Andy Hunt, the Vieth Director for the Center for Real Estate at Marquette University, said he believes the announcement is a huge win for Milwaukee.

“The signal from Northwestern Mutual is so huge that I think anybody would be silly … to think that they’re the last ones to announce a major move downtown,” Hunt said. “It’s coming.”

Hunt said a thriving economy in downtown Milwaukee reverberates throughout Wisconsin.

“These kind of things are wins for the entire state, when you have major employers committing to the major economic centers in the state,” Hunt said

In 10 of the largest U.S. cities, the average office occupancy rate was at 50 percent at the end of January, according to a report from Kastle Systems. In Milwaukee, that number is closer to 60 percent, according to a September survey of downtown employers.

Matt Dorner, economic development director for Milwaukee Downtown Business Improvement District 21, said the number of people returning to the office in downtown Milwaukee has increased in the last year. He argues the move by Northwestern Mutual proves that the “competitive advantages are unparalleled” in the city.

“This again showcases downtown as the premier location to do business and provide the best access to the strongest talent pool in Wisconsin,” Dorner said.

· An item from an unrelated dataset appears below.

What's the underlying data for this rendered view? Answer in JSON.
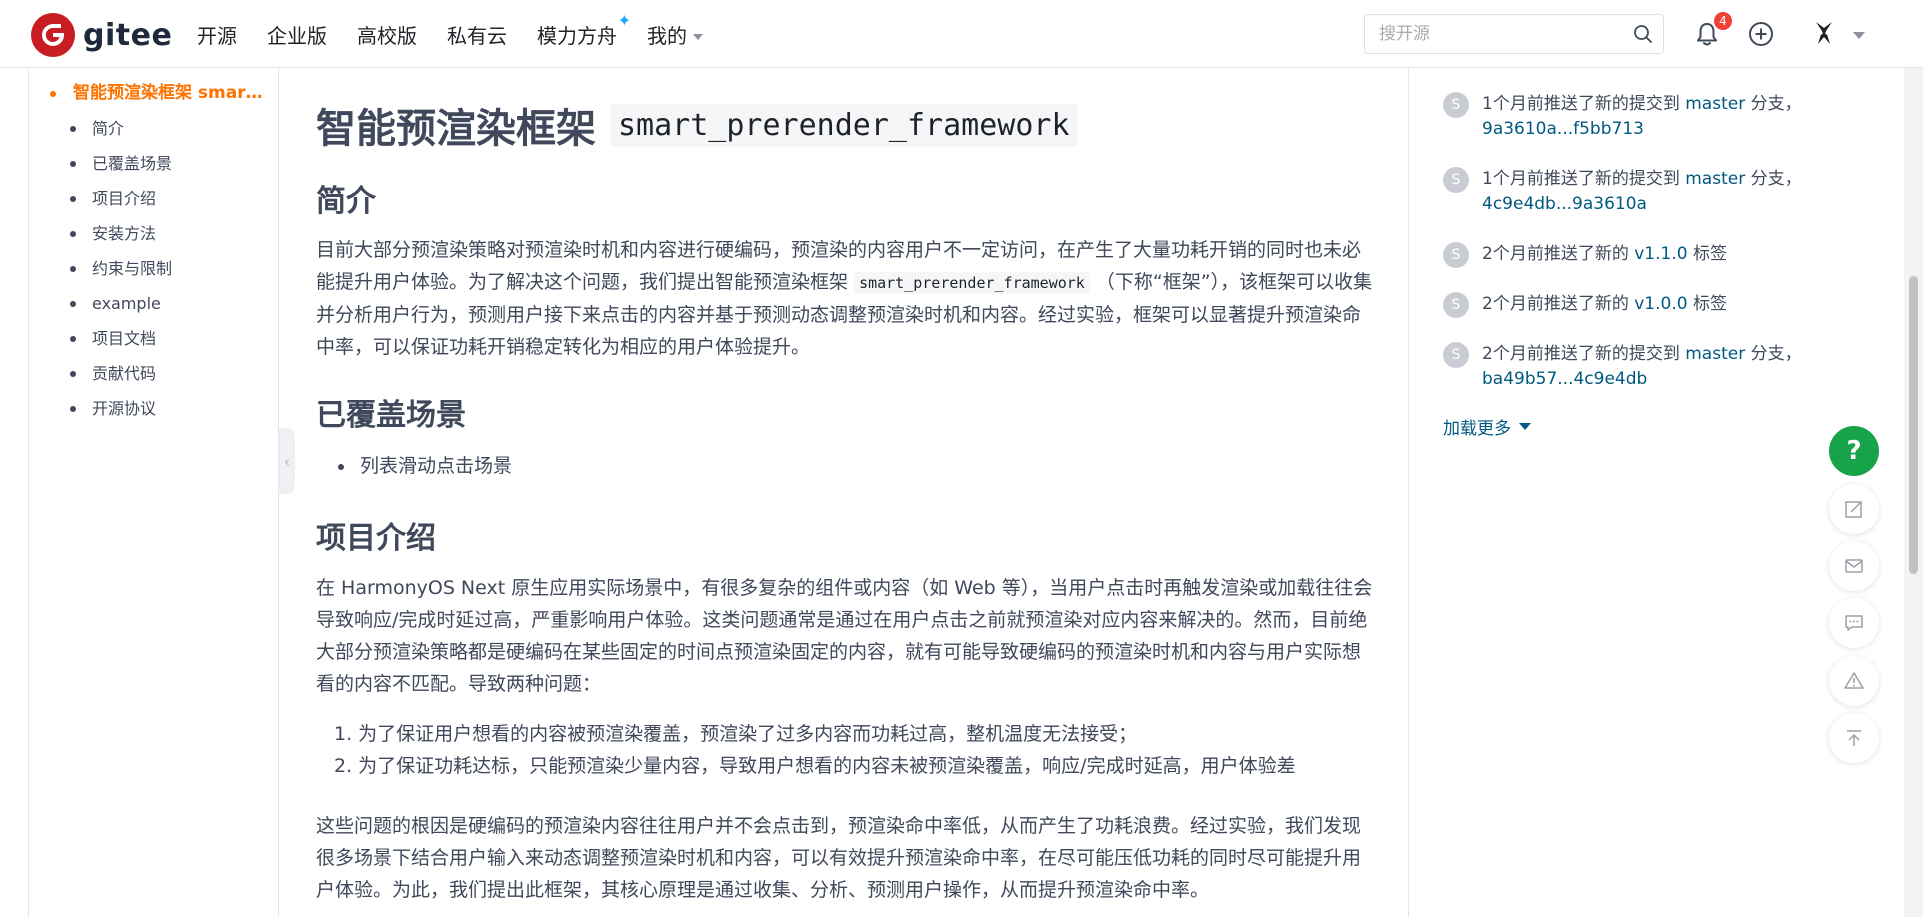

Milwaukee Alderman Robert Bauman, who represents downtown, said the added employees and redesigned building will benefit the whole community. Downtown Milwaukee represents about 24 percent of the city’s tax base, leading Bauman to call it the “economic engine” for the city.

“The property taxes generated by downtown real estate support all the other services that are provided throughout the neighborhoods of the city, and some neighborhoods which have a very, very diminishing tax base and diminishing property values,” Bauman said.

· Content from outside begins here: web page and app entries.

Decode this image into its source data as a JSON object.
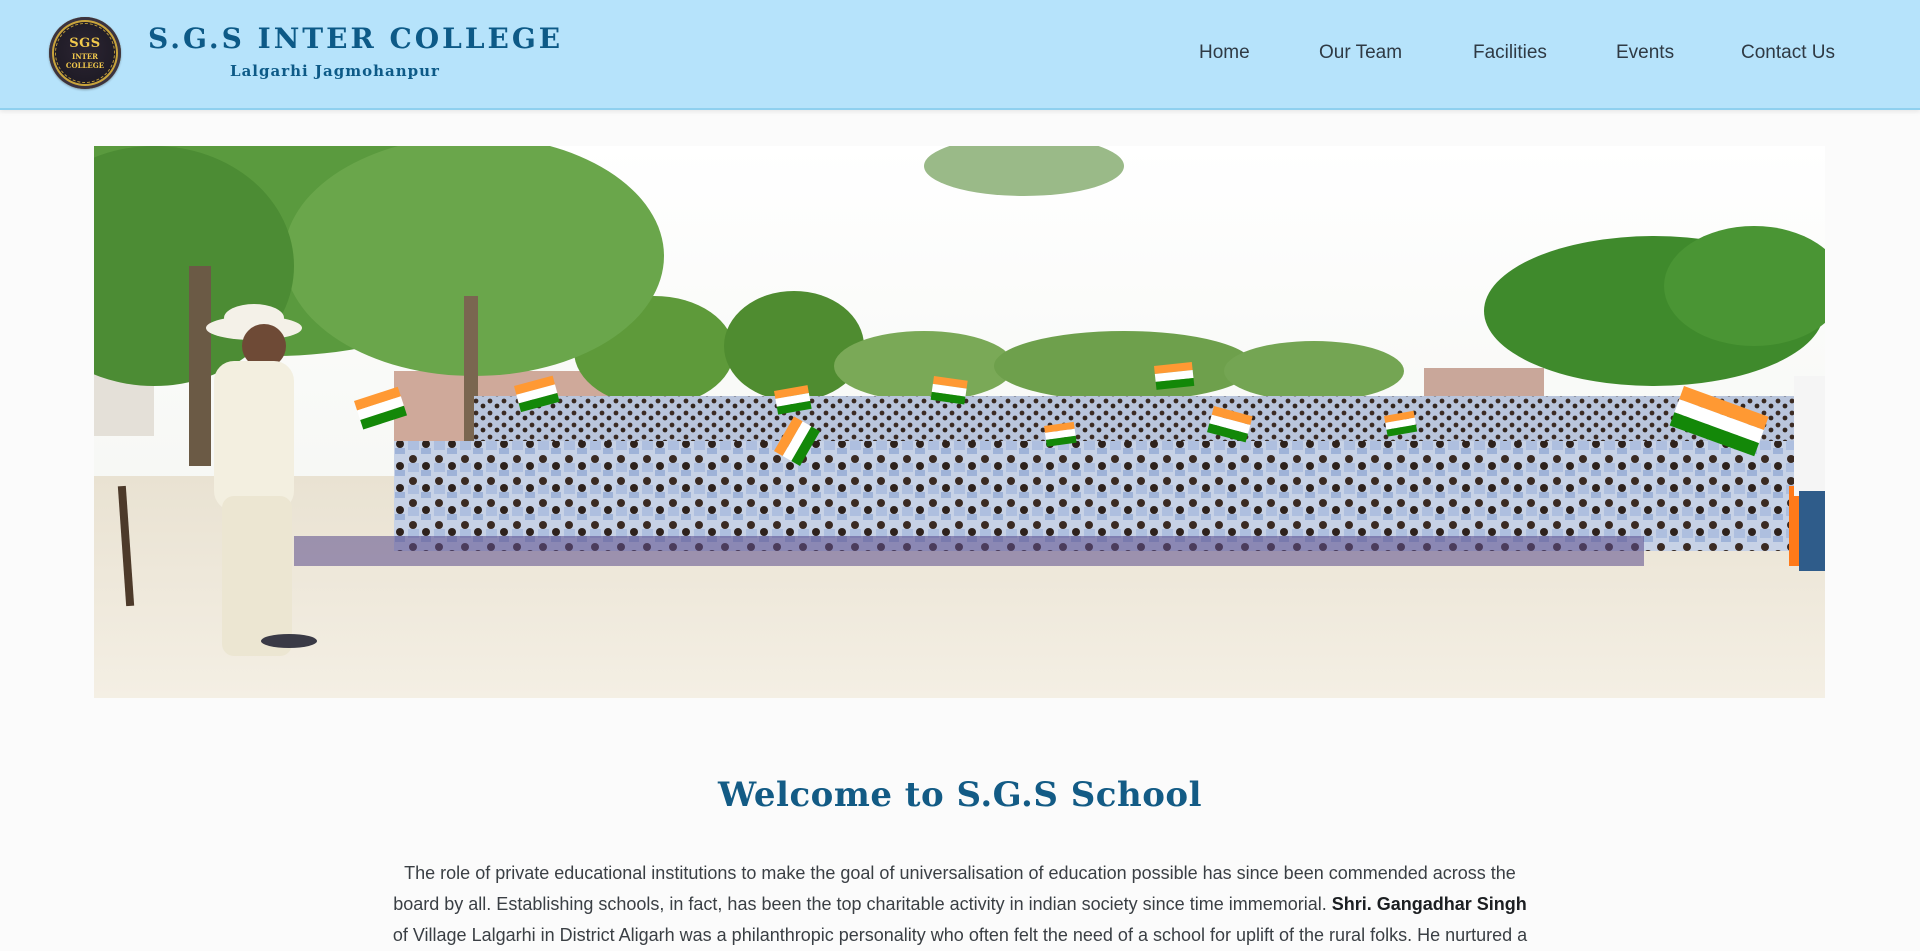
{
  "header": {
    "logo_text": {
      "line1": "SGS",
      "line2": "INTER",
      "line3": "COLLEGE"
    },
    "title": "S.G.S INTER COLLEGE",
    "subtitle": "Lalgarhi Jagmohanpur"
  },
  "nav": {
    "items": [
      {
        "label": "Home"
      },
      {
        "label": "Our Team"
      },
      {
        "label": "Facilities"
      },
      {
        "label": "Events"
      },
      {
        "label": "Contact Us"
      }
    ]
  },
  "hero": {
    "alt": "Students seated outdoors holding Indian flags"
  },
  "main": {
    "heading": "Welcome to S.G.S School",
    "intro_part1": "The role of private educational institutions to make the goal of universalisation of education possible has since been commended across the board by all. Establishing schools, in fact, has been the top charitable activity in indian society since time immemorial. ",
    "intro_name": "Shri. Gangadhar Singh",
    "intro_part2": " of Village Lalgarhi in District Aligarh was a philanthropic personality who often felt the need of a school for uplift of the rural folks. He nurtured a"
  },
  "colors": {
    "header_bg": "#b6e3fb",
    "brand": "#0d5a87",
    "heading": "#135b85",
    "body_text": "#3a3f44"
  }
}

The Northwestern Mutual plan is one of a series of announcement from business either opening new offices, or expanding their footprint in downtown Milwaukee, including Kohl’s, SoftwareONE, Miller Electric Mfg, the American Heart Association, CBRE Group, Inc. and Potawatomi Business Development Corp.

Fiserv, Inc. announced in October plans to open its new state-of-the-art corporate headquarters in downtown Milwaukee, aiming to add 250 jobs there over five years. Milwaukee Tool also started moving 400 employees into its new offices downtown, according to the Milwaukee Business Journal.

The Wisconsin Center is moving forward with construction for its expansion, which will add space for meeting rooms, kitchens and parking at the center. The popular 3rd St. Market Hall also opened in 2022. The food hall is located in the heart of downtown Milwaukee and includes space for several food vendors and businesses.

Bauman is encouraged by the recent growth of the downtown area.

“Density benefits everybody,” Bauman said. “The more density you have in a given area, it better supports retail, it better supports hospitality, it better supports residential, it better supports public transit, which is a big component of a dense, urban environment.”

“The more we can pack people into the downtown area — whether they be residents, workers, visitors — it benefits everybody,” he said.

Milwaukee Mayor Cavalier Johnson is hopeful the move made by Northwestern Mutual will lead to continued growth.

“They have a national and probably global presence and could have made the decision to go anywhere they wanted to, but they decided to double down on their investment in Milwaukee with an additional half billion dollar investment,” Johnson said. “That’s very, very promising about where we’re going, about their belief and my vision for density and job creation in the City of Milwaukee.”

Pending city approval, construction could begin as early as fall 2023, with potential occupancy in 2027.